The SmartShunt has a bluetooth interface and by using the VictronConnect app you can get quite a bit of data about the state of charge of the battery.
Both the SmartShunt and the Sigineer Inverter have the ability to be remotely monitored via a serial line.
The SmartShunt API is defined by the VE.Direct Protocol. All you need to do is attach the USB interface cable and the SmartShunt will periodically stream a key-value set of parameters indicating battery status. This is pretty well documented by Victron and turned out to be very reliable API.
The Sigineer Inverter on the other hand required us to do a little bit of work to get data from the Inverter.
While I believe it is possible to connect directly to the inverter using an RJ-45, I haven't worked out the details yet.
Once you have a serial connection to the inverter, you must poll the device.

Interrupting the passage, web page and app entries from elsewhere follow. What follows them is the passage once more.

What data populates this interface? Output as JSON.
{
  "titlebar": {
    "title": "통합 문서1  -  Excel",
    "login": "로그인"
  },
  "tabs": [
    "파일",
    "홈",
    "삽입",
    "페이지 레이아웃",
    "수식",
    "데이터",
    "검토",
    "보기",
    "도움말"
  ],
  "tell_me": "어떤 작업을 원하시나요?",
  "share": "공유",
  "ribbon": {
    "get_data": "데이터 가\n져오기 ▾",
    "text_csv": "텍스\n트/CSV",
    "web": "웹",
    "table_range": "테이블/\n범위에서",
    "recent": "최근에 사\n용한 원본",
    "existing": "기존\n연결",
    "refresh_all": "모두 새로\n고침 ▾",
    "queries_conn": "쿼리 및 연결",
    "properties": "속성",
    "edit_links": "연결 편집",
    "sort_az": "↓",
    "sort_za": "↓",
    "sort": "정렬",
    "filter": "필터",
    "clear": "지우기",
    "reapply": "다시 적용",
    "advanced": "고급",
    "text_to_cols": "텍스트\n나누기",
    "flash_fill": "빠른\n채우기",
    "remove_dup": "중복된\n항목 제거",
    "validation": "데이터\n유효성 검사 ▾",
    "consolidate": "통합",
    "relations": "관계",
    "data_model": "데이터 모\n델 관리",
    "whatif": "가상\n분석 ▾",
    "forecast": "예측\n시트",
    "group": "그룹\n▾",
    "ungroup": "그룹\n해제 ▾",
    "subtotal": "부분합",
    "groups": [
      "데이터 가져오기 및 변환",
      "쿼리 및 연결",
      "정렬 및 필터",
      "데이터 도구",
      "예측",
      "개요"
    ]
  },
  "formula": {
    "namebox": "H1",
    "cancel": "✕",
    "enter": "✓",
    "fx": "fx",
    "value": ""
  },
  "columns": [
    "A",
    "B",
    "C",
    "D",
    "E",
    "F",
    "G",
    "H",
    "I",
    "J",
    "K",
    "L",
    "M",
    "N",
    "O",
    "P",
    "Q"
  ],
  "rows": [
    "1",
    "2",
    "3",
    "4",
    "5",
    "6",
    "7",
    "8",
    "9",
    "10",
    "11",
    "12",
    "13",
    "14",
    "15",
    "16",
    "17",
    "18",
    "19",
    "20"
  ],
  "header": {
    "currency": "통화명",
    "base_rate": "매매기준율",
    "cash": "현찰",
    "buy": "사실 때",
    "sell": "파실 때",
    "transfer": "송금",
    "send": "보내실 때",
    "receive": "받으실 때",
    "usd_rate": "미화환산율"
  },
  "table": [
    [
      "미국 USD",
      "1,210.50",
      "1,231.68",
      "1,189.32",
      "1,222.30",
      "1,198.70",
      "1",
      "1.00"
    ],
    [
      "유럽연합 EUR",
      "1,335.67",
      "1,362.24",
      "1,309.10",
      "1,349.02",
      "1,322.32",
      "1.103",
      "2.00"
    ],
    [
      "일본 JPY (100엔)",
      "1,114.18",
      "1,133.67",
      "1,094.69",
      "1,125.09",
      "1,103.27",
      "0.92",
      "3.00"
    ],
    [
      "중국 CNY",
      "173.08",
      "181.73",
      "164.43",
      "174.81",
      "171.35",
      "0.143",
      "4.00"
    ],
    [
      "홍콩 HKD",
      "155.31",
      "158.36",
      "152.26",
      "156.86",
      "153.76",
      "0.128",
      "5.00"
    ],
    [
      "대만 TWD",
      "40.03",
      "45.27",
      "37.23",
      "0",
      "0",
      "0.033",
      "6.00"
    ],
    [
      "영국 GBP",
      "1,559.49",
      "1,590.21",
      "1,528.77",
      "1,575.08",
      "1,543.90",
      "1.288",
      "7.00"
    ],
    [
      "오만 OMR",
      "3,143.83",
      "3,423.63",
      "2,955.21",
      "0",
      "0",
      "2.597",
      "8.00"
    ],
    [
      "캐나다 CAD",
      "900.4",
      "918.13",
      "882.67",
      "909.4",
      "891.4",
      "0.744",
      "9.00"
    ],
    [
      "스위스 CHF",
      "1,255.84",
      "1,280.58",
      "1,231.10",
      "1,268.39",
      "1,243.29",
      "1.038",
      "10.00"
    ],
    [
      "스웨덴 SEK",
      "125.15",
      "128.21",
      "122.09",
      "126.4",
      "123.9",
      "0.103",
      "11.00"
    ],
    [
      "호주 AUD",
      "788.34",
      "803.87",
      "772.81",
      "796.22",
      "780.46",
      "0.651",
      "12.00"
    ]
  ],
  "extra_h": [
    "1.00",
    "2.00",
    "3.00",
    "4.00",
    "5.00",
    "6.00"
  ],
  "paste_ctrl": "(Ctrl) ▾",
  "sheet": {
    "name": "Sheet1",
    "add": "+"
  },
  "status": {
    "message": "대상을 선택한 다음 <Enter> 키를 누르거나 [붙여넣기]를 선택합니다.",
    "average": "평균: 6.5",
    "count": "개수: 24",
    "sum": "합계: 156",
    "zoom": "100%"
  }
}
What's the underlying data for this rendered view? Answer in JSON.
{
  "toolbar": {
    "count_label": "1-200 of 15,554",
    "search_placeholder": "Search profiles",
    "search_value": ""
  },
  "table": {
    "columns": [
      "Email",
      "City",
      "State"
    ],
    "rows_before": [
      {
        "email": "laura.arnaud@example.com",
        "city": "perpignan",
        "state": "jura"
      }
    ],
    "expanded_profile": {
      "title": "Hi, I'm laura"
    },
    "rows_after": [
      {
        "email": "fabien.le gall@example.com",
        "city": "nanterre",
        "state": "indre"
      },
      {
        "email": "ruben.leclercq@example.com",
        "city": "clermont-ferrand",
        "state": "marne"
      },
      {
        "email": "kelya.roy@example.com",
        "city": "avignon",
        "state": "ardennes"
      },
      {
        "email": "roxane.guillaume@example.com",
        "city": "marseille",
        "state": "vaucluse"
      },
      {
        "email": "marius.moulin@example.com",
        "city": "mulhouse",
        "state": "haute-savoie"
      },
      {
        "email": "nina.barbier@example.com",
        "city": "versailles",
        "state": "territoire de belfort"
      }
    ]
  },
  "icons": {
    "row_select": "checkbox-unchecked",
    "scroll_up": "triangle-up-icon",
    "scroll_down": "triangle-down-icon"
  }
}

The only command that seems to work is the Status Inquiry 'Q1'.
-->(240.0 240.0 238.0 000 61.0 26.8 00.0 00001001<cr>
The return value is in the form of
Start Byte: ‘(‘
Input Voltage: MMM.M
Input fault voltage: NNN.N
Output Voltage: PPP.P
Output current (percent of max current): QQQ
Output Frequency: RR.R
Battery voltage: SS.S or S.SS
Inverter Temperature: TT.T (turns out this does not work, ignore it)
Status bits: B7 - B0 (defined in documentation)
In my initial testing I have found the Inverter's serial interface to be mostly reliable, but it will hang every so often. It could go a day or two then it stops responding. Sometimes you can retry the query and it will recover and other times I have had to unplug the PSW7 remote console from the RJ-45 cable going the inverter.
But to be clear, even though the serial communications from the PSW7 fail, the inverter continues to run fine run and switches back and forth from inverter to charger mode. Something is up with the remote console serial interface.
I am working on a fix to this and will post info as I get some progress.
For the most part I am pretty happy with this setup. I would have liked to use a more modern battery technology. I also would have liked the Inverter computer interface to be a bit more robust, but I can derive a lot of information about battery state from the SmartShunt. All and all it was a win. I now have been running through two seasons so far without any issues from the system outside of the serial port problems with the PSW7.
Victron Energy SmartShunt https://www.victronenergy.com/battery-monitors/smart-battery-shunt)
VE.Direct USB Cable https://www.amazon.com/Victron-Energy-VE-Direct-USB-Cable/dp/B01LZ6WTLW
VE.Direct Protocol details https://www.victronenergy.com/support-and-downloads/technical-information
VE.Direct Protocol FAQ https://www.victronenergy.com/live/vedirect_protocol:faq
Siemens ECSBPK01 Generator Standby Power Mechanical Interlock https://www.amazon.com/dp/B004Q01XSSClass
NEC® Requirements for Generators and Standby Power Systems http://www.mikeholt.com/download.php?file=PDF/11_Generators_and_Standby_Power_Systems.pdf
AC Infinity AIRLIFT T14, Shutter Exhaust Fan https://www.amazon.com/dp/B07T93CHKJ
Surrette Rolls S6 L16 SC
Rolls Battery User Manual